Please return every entry below exactly as written, without any of its pictures.

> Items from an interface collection
————

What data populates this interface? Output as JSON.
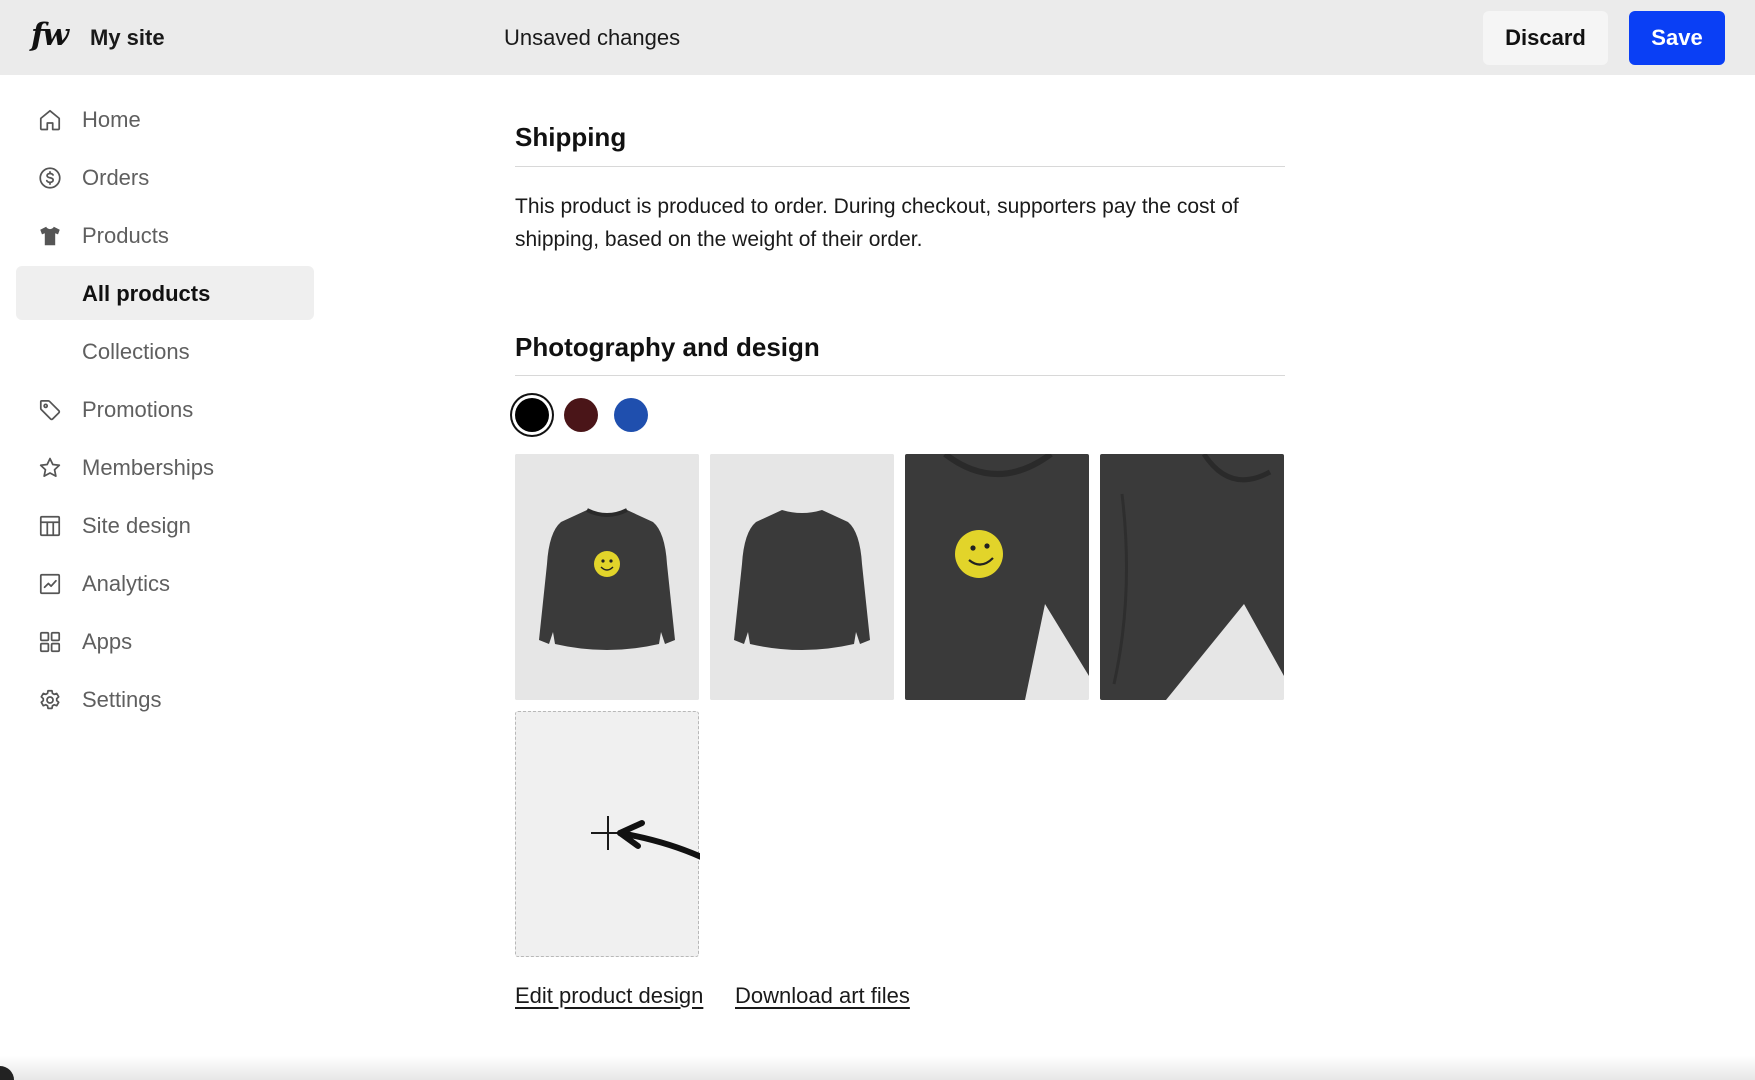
{
  "header": {
    "logo": "fw",
    "site_name": "My site",
    "status": "Unsaved changes",
    "discard_label": "Discard",
    "save_label": "Save"
  },
  "sidebar": {
    "items": [
      {
        "label": "Home",
        "icon": "home-icon"
      },
      {
        "label": "Orders",
        "icon": "dollar-circle-icon"
      },
      {
        "label": "Products",
        "icon": "tshirt-icon"
      },
      {
        "label": "All products",
        "icon": "",
        "active": true
      },
      {
        "label": "Collections",
        "icon": ""
      },
      {
        "label": "Promotions",
        "icon": "tag-icon"
      },
      {
        "label": "Memberships",
        "icon": "star-icon"
      },
      {
        "label": "Site design",
        "icon": "layout-icon"
      },
      {
        "label": "Analytics",
        "icon": "chart-icon"
      },
      {
        "label": "Apps",
        "icon": "grid-icon"
      },
      {
        "label": "Settings",
        "icon": "gear-icon"
      }
    ]
  },
  "main": {
    "shipping": {
      "title": "Shipping",
      "text": "This product is produced to order. During checkout, supporters pay the cost of shipping, based on the weight of their order."
    },
    "photography": {
      "title": "Photography and design",
      "colors": [
        {
          "name": "black",
          "hex": "#000000",
          "selected": true
        },
        {
          "name": "maroon",
          "hex": "#4a1518",
          "selected": false
        },
        {
          "name": "blue",
          "hex": "#1f4fae",
          "selected": false
        }
      ],
      "images": [
        "sweatshirt-front-smiley",
        "sweatshirt-back",
        "sweatshirt-closeup-smiley",
        "sweatshirt-closeup-sleeve"
      ],
      "add_image_icon": "plus-icon",
      "edit_link": "Edit product design",
      "download_link": "Download art files"
    }
  },
  "colors": {
    "accent": "#0a3ff5",
    "topbar_bg": "#ebebeb",
    "active_nav_bg": "#efefef"
  }
}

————

> Result for this exercise
What data populates this interface? Output as JSON.
{
  "header": {
    "logo": "fw",
    "site_name": "My site",
    "status": "Unsaved changes",
    "discard_label": "Discard",
    "save_label": "Save"
  },
  "sidebar": {
    "items": [
      {
        "label": "Home",
        "icon": "home-icon"
      },
      {
        "label": "Orders",
        "icon": "dollar-circle-icon"
      },
      {
        "label": "Products",
        "icon": "tshirt-icon"
      },
      {
        "label": "All products",
        "icon": "",
        "active": true
      },
      {
        "label": "Collections",
        "icon": ""
      },
      {
        "label": "Promotions",
        "icon": "tag-icon"
      },
      {
        "label": "Memberships",
        "icon": "star-icon"
      },
      {
        "label": "Site design",
        "icon": "layout-icon"
      },
      {
        "label": "Analytics",
        "icon": "chart-icon"
      },
      {
        "label": "Apps",
        "icon": "grid-icon"
      },
      {
        "label": "Settings",
        "icon": "gear-icon"
      }
    ]
  },
  "main": {
    "shipping": {
      "title": "Shipping",
      "text": "This product is produced to order. During checkout, supporters pay the cost of shipping, based on the weight of their order."
    },
    "photography": {
      "title": "Photography and design",
      "colors": [
        {
          "name": "black",
          "hex": "#000000",
          "selected": true
        },
        {
          "name": "maroon",
          "hex": "#4a1518",
          "selected": false
        },
        {
          "name": "blue",
          "hex": "#1f4fae",
          "selected": false
        }
      ],
      "images": [
        "sweatshirt-front-smiley",
        "sweatshirt-back",
        "sweatshirt-closeup-smiley",
        "sweatshirt-closeup-sleeve"
      ],
      "add_image_icon": "plus-icon",
      "edit_link": "Edit product design",
      "download_link": "Download art files"
    }
  },
  "colors": {
    "accent": "#0a3ff5",
    "topbar_bg": "#ebebeb",
    "active_nav_bg": "#efefef"
  }
}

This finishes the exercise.